Benjamin Thomas Wolf, 42, grew up in Kent, Ohio. Wolf plans to take his values to the House of Representatives: He is running for congress in Illinois’s 5th District — Chicago. In his latest campaign ad, Wolf made sure everyone knew the kind of reform he would bring to the table on the terms of Marijuana.
Wolf will campaign against Rep. Mike Quigley (D), 58, this year and through the Illinois primary in March 2018. Quigley has been in the seat since April 2009 and his election to congress was an opportunity to take his reform-minded politics to Washington, per his website.
Wolf’s views include universal health care for everyone, free tuition and loan repayment and marijuana legalization. With these ideals, he wants to make changes he said he believes the people of Chicago are looking for. A photograph Wolf released Monday features him sitting in front of an American flag painting. Above him, smoke rises from the joint he presumably just puffed on.
It’s a striking ad that’s not out of place for him. He took a stance for banning access to assault rifles with a video ad in which he sat in his apartment holding an AR-15. Quigley also supports reinstating the Assault Weapons Ban and expanding background checks. As for the joint, he claimed it as his with no shame, speaking to the Chicago Sun Times he said:
“That’s mine, we had a poker night with our campaign staff and I think that was left behind.”
After working for the bureau, Wolf became an executive advisor and earned a commission in the Foreign Service while working in the U.S. Department of State. Later, Wolf volunteered and served the country in multiple other forms.
Wolf said one of the reasons he is running for congress is because he believes it is time for his generation to have a say in Washington. Many of the people who are working for the House of Representatives are significantly older than him, and he said it is important to have representatives who share similar interest with the majority of the U.S. population.
Wolf’s push for legalizing marijuana includes the proposal to spend all the state revenue on public education and drug rehabilitation centers, as well as pardoning all those incarcerated for marijuana-related offenses. In November, Illinoisans could be asked whether they support legalizing recreational marijuana in a referendum.

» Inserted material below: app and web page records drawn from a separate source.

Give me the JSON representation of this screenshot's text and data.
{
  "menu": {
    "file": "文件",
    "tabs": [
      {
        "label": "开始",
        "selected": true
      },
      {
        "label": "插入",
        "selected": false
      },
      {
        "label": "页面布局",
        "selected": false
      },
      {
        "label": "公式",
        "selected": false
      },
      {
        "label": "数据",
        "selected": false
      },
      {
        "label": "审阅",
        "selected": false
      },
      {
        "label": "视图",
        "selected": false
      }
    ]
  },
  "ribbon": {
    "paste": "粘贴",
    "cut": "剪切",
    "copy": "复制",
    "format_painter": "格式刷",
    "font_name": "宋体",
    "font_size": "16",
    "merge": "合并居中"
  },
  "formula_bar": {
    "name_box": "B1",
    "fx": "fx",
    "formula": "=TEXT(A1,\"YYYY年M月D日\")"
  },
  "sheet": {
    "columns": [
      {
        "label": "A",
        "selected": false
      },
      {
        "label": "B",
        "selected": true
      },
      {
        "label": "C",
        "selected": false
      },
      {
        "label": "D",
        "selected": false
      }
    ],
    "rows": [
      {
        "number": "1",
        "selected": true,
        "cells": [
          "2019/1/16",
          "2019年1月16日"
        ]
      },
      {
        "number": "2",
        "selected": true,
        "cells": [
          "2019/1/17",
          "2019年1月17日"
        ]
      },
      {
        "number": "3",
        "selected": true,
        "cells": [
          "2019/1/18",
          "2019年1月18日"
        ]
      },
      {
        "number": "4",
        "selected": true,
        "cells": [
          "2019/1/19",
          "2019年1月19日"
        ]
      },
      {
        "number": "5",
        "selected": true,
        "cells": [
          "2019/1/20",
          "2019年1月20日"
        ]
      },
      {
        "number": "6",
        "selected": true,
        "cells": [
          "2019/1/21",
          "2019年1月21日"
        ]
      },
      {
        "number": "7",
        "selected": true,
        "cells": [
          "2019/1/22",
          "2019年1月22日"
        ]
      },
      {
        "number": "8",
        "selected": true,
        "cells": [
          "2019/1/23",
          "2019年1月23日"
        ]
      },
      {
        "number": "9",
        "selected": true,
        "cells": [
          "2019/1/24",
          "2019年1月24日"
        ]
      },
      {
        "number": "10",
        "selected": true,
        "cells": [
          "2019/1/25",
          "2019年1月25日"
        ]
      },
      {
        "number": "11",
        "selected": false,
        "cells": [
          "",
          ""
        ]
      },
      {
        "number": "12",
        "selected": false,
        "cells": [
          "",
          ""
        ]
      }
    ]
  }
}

“I am a strong candidate. I have a strong background,” Wolf said. “My professionalism, my experience (and) my education are all top-tier, which again make me a strong candidate for the United States Congress.”